EXERCISE OBJECTIVE: Search term "title": please show all lines in the listing that contain it.

*** Opening INPUT DATA ***

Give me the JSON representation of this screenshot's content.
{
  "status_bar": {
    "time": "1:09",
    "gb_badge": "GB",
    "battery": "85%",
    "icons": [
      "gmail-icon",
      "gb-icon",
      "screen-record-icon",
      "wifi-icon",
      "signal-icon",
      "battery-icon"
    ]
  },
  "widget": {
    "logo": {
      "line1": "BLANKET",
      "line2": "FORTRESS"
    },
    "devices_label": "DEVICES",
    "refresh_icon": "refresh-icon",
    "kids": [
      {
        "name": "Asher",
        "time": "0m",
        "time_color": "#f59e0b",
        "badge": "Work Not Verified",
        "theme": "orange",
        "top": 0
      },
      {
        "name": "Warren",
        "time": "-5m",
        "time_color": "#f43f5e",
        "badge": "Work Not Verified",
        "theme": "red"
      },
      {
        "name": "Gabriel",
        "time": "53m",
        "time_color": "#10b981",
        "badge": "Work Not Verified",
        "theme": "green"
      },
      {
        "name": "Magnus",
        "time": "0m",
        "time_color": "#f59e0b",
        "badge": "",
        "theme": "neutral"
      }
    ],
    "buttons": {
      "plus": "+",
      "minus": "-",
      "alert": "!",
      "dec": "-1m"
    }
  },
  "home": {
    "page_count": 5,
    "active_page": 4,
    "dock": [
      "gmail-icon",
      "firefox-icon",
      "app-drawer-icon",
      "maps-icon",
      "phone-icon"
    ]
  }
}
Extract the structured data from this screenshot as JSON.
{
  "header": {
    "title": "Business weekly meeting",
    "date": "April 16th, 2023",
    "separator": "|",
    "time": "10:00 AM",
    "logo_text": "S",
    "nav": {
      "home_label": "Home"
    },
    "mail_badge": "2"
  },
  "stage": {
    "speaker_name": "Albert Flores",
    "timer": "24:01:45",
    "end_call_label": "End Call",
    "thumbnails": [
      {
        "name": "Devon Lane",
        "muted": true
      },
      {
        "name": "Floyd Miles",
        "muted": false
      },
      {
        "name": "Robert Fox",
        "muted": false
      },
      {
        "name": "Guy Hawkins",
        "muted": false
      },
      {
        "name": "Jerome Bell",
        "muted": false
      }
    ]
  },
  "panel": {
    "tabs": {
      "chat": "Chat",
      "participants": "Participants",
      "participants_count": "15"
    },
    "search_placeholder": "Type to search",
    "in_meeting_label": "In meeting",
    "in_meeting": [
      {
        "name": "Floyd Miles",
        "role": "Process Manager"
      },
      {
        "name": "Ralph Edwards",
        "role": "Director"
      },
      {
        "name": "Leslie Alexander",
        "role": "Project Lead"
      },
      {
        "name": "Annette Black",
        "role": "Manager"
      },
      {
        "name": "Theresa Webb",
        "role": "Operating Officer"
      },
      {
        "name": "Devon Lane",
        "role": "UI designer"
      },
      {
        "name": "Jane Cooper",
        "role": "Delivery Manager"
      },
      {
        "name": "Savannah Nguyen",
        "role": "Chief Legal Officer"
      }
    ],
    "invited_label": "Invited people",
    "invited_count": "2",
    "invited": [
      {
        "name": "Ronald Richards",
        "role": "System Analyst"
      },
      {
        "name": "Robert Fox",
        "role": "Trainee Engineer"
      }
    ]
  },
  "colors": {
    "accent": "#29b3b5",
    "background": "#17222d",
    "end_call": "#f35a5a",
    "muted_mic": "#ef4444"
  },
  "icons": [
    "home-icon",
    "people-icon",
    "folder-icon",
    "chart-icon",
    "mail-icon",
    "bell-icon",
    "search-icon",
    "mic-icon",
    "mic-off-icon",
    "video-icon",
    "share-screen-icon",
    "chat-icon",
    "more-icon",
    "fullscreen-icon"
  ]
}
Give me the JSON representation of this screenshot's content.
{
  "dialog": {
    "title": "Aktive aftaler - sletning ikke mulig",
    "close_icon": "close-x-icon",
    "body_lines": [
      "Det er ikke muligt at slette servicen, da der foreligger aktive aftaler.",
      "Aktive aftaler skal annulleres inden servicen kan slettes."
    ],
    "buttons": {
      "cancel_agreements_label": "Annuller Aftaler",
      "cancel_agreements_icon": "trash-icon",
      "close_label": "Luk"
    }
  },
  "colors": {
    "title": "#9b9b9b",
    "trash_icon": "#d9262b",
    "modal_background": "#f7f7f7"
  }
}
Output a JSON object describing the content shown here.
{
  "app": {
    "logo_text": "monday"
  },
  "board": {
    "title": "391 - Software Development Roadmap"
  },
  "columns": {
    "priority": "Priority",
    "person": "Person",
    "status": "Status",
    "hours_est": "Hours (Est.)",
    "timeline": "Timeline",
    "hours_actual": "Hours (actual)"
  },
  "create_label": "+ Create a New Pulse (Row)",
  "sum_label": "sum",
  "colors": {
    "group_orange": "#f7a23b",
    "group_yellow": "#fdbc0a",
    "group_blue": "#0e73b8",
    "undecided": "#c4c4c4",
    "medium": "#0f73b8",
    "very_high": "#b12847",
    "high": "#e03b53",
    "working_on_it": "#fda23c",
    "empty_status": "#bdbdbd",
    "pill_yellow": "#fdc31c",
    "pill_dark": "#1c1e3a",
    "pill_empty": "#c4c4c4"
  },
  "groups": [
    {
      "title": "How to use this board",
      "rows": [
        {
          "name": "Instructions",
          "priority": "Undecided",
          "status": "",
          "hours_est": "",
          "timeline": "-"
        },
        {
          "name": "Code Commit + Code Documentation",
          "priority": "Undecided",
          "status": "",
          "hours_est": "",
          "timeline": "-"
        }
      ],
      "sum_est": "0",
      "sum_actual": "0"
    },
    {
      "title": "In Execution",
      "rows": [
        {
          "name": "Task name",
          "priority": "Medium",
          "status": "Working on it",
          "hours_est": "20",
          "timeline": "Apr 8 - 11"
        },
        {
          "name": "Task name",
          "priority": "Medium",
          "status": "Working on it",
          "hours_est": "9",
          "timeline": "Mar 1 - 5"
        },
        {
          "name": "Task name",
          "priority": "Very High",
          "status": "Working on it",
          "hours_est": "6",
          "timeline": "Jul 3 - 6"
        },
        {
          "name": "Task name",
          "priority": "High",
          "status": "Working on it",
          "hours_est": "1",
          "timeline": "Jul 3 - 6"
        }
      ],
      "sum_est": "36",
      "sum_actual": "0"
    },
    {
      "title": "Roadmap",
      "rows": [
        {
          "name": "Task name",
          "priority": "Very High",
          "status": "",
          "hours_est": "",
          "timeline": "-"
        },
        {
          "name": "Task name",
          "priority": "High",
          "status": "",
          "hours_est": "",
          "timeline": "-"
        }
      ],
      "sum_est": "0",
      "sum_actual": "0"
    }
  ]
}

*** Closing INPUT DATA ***

RESULT FOR THIS TASK:
    "title": "Business weekly meeting",
    "title": "Aktive aftaler - sletning ikke mulig",
    "title": "#9b9b9b",
    "title": "391 - Software Development Roadmap"
      "title": "How to use this board",
      "title": "In Execution",
      "title": "Roadmap",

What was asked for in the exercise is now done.